(Page and application data records)
--- START ---
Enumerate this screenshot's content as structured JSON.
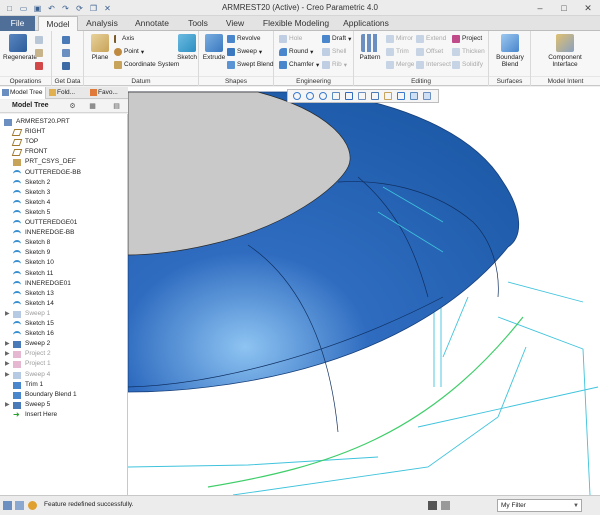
{
  "window": {
    "title": "ARMREST20 (Active) - Creo Parametric 4.0",
    "controls": [
      "minimize",
      "maximize",
      "close"
    ]
  },
  "quick_access": [
    "new-icon",
    "open-icon",
    "save-icon",
    "undo-icon",
    "redo-icon",
    "regenerate-icon",
    "windows-icon",
    "close-window-icon"
  ],
  "tabs": [
    "File",
    "Model",
    "Analysis",
    "Annotate",
    "Tools",
    "View",
    "Flexible Modeling",
    "Applications"
  ],
  "active_tab": "Model",
  "ribbon": {
    "operations": {
      "label": "Operations",
      "regenerate": "Regenerate"
    },
    "get_data": {
      "label": "Get Data"
    },
    "datum": {
      "label": "Datum",
      "plane": "Plane",
      "axis": "Axis",
      "point": "Point",
      "csys": "Coordinate System",
      "sketch": "Sketch"
    },
    "shapes": {
      "label": "Shapes",
      "extrude": "Extrude",
      "revolve": "Revolve",
      "sweep": "Sweep",
      "swept_blend": "Swept Blend"
    },
    "engineering": {
      "label": "Engineering",
      "hole": "Hole",
      "round": "Round",
      "chamfer": "Chamfer",
      "draft": "Draft",
      "shell": "Shell",
      "rib": "Rib"
    },
    "editing": {
      "label": "Editing",
      "pattern": "Pattern",
      "mirror": "Mirror",
      "trim": "Trim",
      "merge": "Merge",
      "extend": "Extend",
      "offset": "Offset",
      "intersect": "Intersect",
      "project": "Project",
      "thicken": "Thicken",
      "solidify": "Solidify"
    },
    "surfaces": {
      "label": "Surfaces",
      "boundary_blend": "Boundary Blend"
    },
    "model_intent": {
      "label": "Model Intent",
      "component_interface": "Component Interface"
    }
  },
  "panel_tabs": [
    "Model Tree",
    "Fold...",
    "Favo..."
  ],
  "tree": {
    "header": "Model Tree",
    "items": [
      {
        "label": "ARMREST20.PRT",
        "type": "part",
        "expand": "",
        "suppressed": false,
        "indent": 0
      },
      {
        "label": "RIGHT",
        "type": "plane",
        "expand": "",
        "suppressed": false,
        "indent": 1
      },
      {
        "label": "TOP",
        "type": "plane",
        "expand": "",
        "suppressed": false,
        "indent": 1
      },
      {
        "label": "FRONT",
        "type": "plane",
        "expand": "",
        "suppressed": false,
        "indent": 1
      },
      {
        "label": "PRT_CSYS_DEF",
        "type": "csys",
        "expand": "",
        "suppressed": false,
        "indent": 1
      },
      {
        "label": "OUTTEREDGE-BB",
        "type": "sketch",
        "expand": "",
        "suppressed": false,
        "indent": 1
      },
      {
        "label": "Sketch 2",
        "type": "sketch",
        "expand": "",
        "suppressed": false,
        "indent": 1
      },
      {
        "label": "Sketch 3",
        "type": "sketch",
        "expand": "",
        "suppressed": false,
        "indent": 1
      },
      {
        "label": "Sketch 4",
        "type": "sketch",
        "expand": "",
        "suppressed": false,
        "indent": 1
      },
      {
        "label": "Sketch 5",
        "type": "sketch",
        "expand": "",
        "suppressed": false,
        "indent": 1
      },
      {
        "label": "OUTTEREDGE01",
        "type": "sketch",
        "expand": "",
        "suppressed": false,
        "indent": 1
      },
      {
        "label": "INNEREDGE-BB",
        "type": "sketch",
        "expand": "",
        "suppressed": false,
        "indent": 1
      },
      {
        "label": "Sketch 8",
        "type": "sketch",
        "expand": "",
        "suppressed": false,
        "indent": 1
      },
      {
        "label": "Sketch 9",
        "type": "sketch",
        "expand": "",
        "suppressed": false,
        "indent": 1
      },
      {
        "label": "Sketch 10",
        "type": "sketch",
        "expand": "",
        "suppressed": false,
        "indent": 1
      },
      {
        "label": "Sketch 11",
        "type": "sketch",
        "expand": "",
        "suppressed": false,
        "indent": 1
      },
      {
        "label": "INNEREDGE01",
        "type": "sketch",
        "expand": "",
        "suppressed": false,
        "indent": 1
      },
      {
        "label": "Sketch 13",
        "type": "sketch",
        "expand": "",
        "suppressed": false,
        "indent": 1
      },
      {
        "label": "Sketch 14",
        "type": "sketch",
        "expand": "",
        "suppressed": false,
        "indent": 1
      },
      {
        "label": "Sweep 1",
        "type": "sweep",
        "expand": "▶",
        "suppressed": true,
        "indent": 1
      },
      {
        "label": "Sketch 15",
        "type": "sketch",
        "expand": "",
        "suppressed": false,
        "indent": 1
      },
      {
        "label": "Sketch 16",
        "type": "sketch",
        "expand": "",
        "suppressed": false,
        "indent": 1
      },
      {
        "label": "Sweep 2",
        "type": "sweep",
        "expand": "▶",
        "suppressed": false,
        "indent": 1
      },
      {
        "label": "Project 2",
        "type": "project",
        "expand": "▶",
        "suppressed": true,
        "indent": 1
      },
      {
        "label": "Project 1",
        "type": "project",
        "expand": "▶",
        "suppressed": true,
        "indent": 1
      },
      {
        "label": "Sweep 4",
        "type": "sweep",
        "expand": "▶",
        "suppressed": true,
        "indent": 1
      },
      {
        "label": "Trim 1",
        "type": "trim",
        "expand": "",
        "suppressed": false,
        "indent": 1
      },
      {
        "label": "Boundary Blend 1",
        "type": "blend",
        "expand": "",
        "suppressed": false,
        "indent": 1
      },
      {
        "label": "Sweep 5",
        "type": "sweep",
        "expand": "▶",
        "suppressed": false,
        "indent": 1
      },
      {
        "label": "Insert Here",
        "type": "insert",
        "expand": "",
        "suppressed": false,
        "indent": 1
      }
    ]
  },
  "view_toolbar": [
    "refit-icon",
    "zoom-in-icon",
    "zoom-out-icon",
    "repaint-icon",
    "display-style-icon",
    "saved-orientations-icon",
    "view-manager-icon",
    "datum-display-icon",
    "spin-center-icon",
    "annotation-display-icon",
    "named-views-icon"
  ],
  "status": {
    "message": "Feature redefined successfully.",
    "filter": "My Filter"
  },
  "colors": {
    "surface_blue": "#2f6cc0",
    "surface_highlight": "#8ec4f2",
    "cap_gray": "#c9c9c9",
    "curve_cyan": "#3ec3dc",
    "curve_green": "#3fce6a",
    "file_tab": "#4f6f98"
  }
}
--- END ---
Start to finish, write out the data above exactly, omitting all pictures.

» Task result
Enumerate this screenshot's content as structured JSON.
{
  "window": {
    "title": "ARMREST20 (Active) - Creo Parametric 4.0",
    "controls": [
      "minimize",
      "maximize",
      "close"
    ]
  },
  "quick_access": [
    "new-icon",
    "open-icon",
    "save-icon",
    "undo-icon",
    "redo-icon",
    "regenerate-icon",
    "windows-icon",
    "close-window-icon"
  ],
  "tabs": [
    "File",
    "Model",
    "Analysis",
    "Annotate",
    "Tools",
    "View",
    "Flexible Modeling",
    "Applications"
  ],
  "active_tab": "Model",
  "ribbon": {
    "operations": {
      "label": "Operations",
      "regenerate": "Regenerate"
    },
    "get_data": {
      "label": "Get Data"
    },
    "datum": {
      "label": "Datum",
      "plane": "Plane",
      "axis": "Axis",
      "point": "Point",
      "csys": "Coordinate System",
      "sketch": "Sketch"
    },
    "shapes": {
      "label": "Shapes",
      "extrude": "Extrude",
      "revolve": "Revolve",
      "sweep": "Sweep",
      "swept_blend": "Swept Blend"
    },
    "engineering": {
      "label": "Engineering",
      "hole": "Hole",
      "round": "Round",
      "chamfer": "Chamfer",
      "draft": "Draft",
      "shell": "Shell",
      "rib": "Rib"
    },
    "editing": {
      "label": "Editing",
      "pattern": "Pattern",
      "mirror": "Mirror",
      "trim": "Trim",
      "merge": "Merge",
      "extend": "Extend",
      "offset": "Offset",
      "intersect": "Intersect",
      "project": "Project",
      "thicken": "Thicken",
      "solidify": "Solidify"
    },
    "surfaces": {
      "label": "Surfaces",
      "boundary_blend": "Boundary Blend"
    },
    "model_intent": {
      "label": "Model Intent",
      "component_interface": "Component Interface"
    }
  },
  "panel_tabs": [
    "Model Tree",
    "Fold...",
    "Favo..."
  ],
  "tree": {
    "header": "Model Tree",
    "items": [
      {
        "label": "ARMREST20.PRT",
        "type": "part",
        "expand": "",
        "suppressed": false,
        "indent": 0
      },
      {
        "label": "RIGHT",
        "type": "plane",
        "expand": "",
        "suppressed": false,
        "indent": 1
      },
      {
        "label": "TOP",
        "type": "plane",
        "expand": "",
        "suppressed": false,
        "indent": 1
      },
      {
        "label": "FRONT",
        "type": "plane",
        "expand": "",
        "suppressed": false,
        "indent": 1
      },
      {
        "label": "PRT_CSYS_DEF",
        "type": "csys",
        "expand": "",
        "suppressed": false,
        "indent": 1
      },
      {
        "label": "OUTTEREDGE-BB",
        "type": "sketch",
        "expand": "",
        "suppressed": false,
        "indent": 1
      },
      {
        "label": "Sketch 2",
        "type": "sketch",
        "expand": "",
        "suppressed": false,
        "indent": 1
      },
      {
        "label": "Sketch 3",
        "type": "sketch",
        "expand": "",
        "suppressed": false,
        "indent": 1
      },
      {
        "label": "Sketch 4",
        "type": "sketch",
        "expand": "",
        "suppressed": false,
        "indent": 1
      },
      {
        "label": "Sketch 5",
        "type": "sketch",
        "expand": "",
        "suppressed": false,
        "indent": 1
      },
      {
        "label": "OUTTEREDGE01",
        "type": "sketch",
        "expand": "",
        "suppressed": false,
        "indent": 1
      },
      {
        "label": "INNEREDGE-BB",
        "type": "sketch",
        "expand": "",
        "suppressed": false,
        "indent": 1
      },
      {
        "label": "Sketch 8",
        "type": "sketch",
        "expand": "",
        "suppressed": false,
        "indent": 1
      },
      {
        "label": "Sketch 9",
        "type": "sketch",
        "expand": "",
        "suppressed": false,
        "indent": 1
      },
      {
        "label": "Sketch 10",
        "type": "sketch",
        "expand": "",
        "suppressed": false,
        "indent": 1
      },
      {
        "label": "Sketch 11",
        "type": "sketch",
        "expand": "",
        "suppressed": false,
        "indent": 1
      },
      {
        "label": "INNEREDGE01",
        "type": "sketch",
        "expand": "",
        "suppressed": false,
        "indent": 1
      },
      {
        "label": "Sketch 13",
        "type": "sketch",
        "expand": "",
        "suppressed": false,
        "indent": 1
      },
      {
        "label": "Sketch 14",
        "type": "sketch",
        "expand": "",
        "suppressed": false,
        "indent": 1
      },
      {
        "label": "Sweep 1",
        "type": "sweep",
        "expand": "▶",
        "suppressed": true,
        "indent": 1
      },
      {
        "label": "Sketch 15",
        "type": "sketch",
        "expand": "",
        "suppressed": false,
        "indent": 1
      },
      {
        "label": "Sketch 16",
        "type": "sketch",
        "expand": "",
        "suppressed": false,
        "indent": 1
      },
      {
        "label": "Sweep 2",
        "type": "sweep",
        "expand": "▶",
        "suppressed": false,
        "indent": 1
      },
      {
        "label": "Project 2",
        "type": "project",
        "expand": "▶",
        "suppressed": true,
        "indent": 1
      },
      {
        "label": "Project 1",
        "type": "project",
        "expand": "▶",
        "suppressed": true,
        "indent": 1
      },
      {
        "label": "Sweep 4",
        "type": "sweep",
        "expand": "▶",
        "suppressed": true,
        "indent": 1
      },
      {
        "label": "Trim 1",
        "type": "trim",
        "expand": "",
        "suppressed": false,
        "indent": 1
      },
      {
        "label": "Boundary Blend 1",
        "type": "blend",
        "expand": "",
        "suppressed": false,
        "indent": 1
      },
      {
        "label": "Sweep 5",
        "type": "sweep",
        "expand": "▶",
        "suppressed": false,
        "indent": 1
      },
      {
        "label": "Insert Here",
        "type": "insert",
        "expand": "",
        "suppressed": false,
        "indent": 1
      }
    ]
  },
  "view_toolbar": [
    "refit-icon",
    "zoom-in-icon",
    "zoom-out-icon",
    "repaint-icon",
    "display-style-icon",
    "saved-orientations-icon",
    "view-manager-icon",
    "datum-display-icon",
    "spin-center-icon",
    "annotation-display-icon",
    "named-views-icon"
  ],
  "status": {
    "message": "Feature redefined successfully.",
    "filter": "My Filter"
  },
  "colors": {
    "surface_blue": "#2f6cc0",
    "surface_highlight": "#8ec4f2",
    "cap_gray": "#c9c9c9",
    "curve_cyan": "#3ec3dc",
    "curve_green": "#3fce6a",
    "file_tab": "#4f6f98"
  }
}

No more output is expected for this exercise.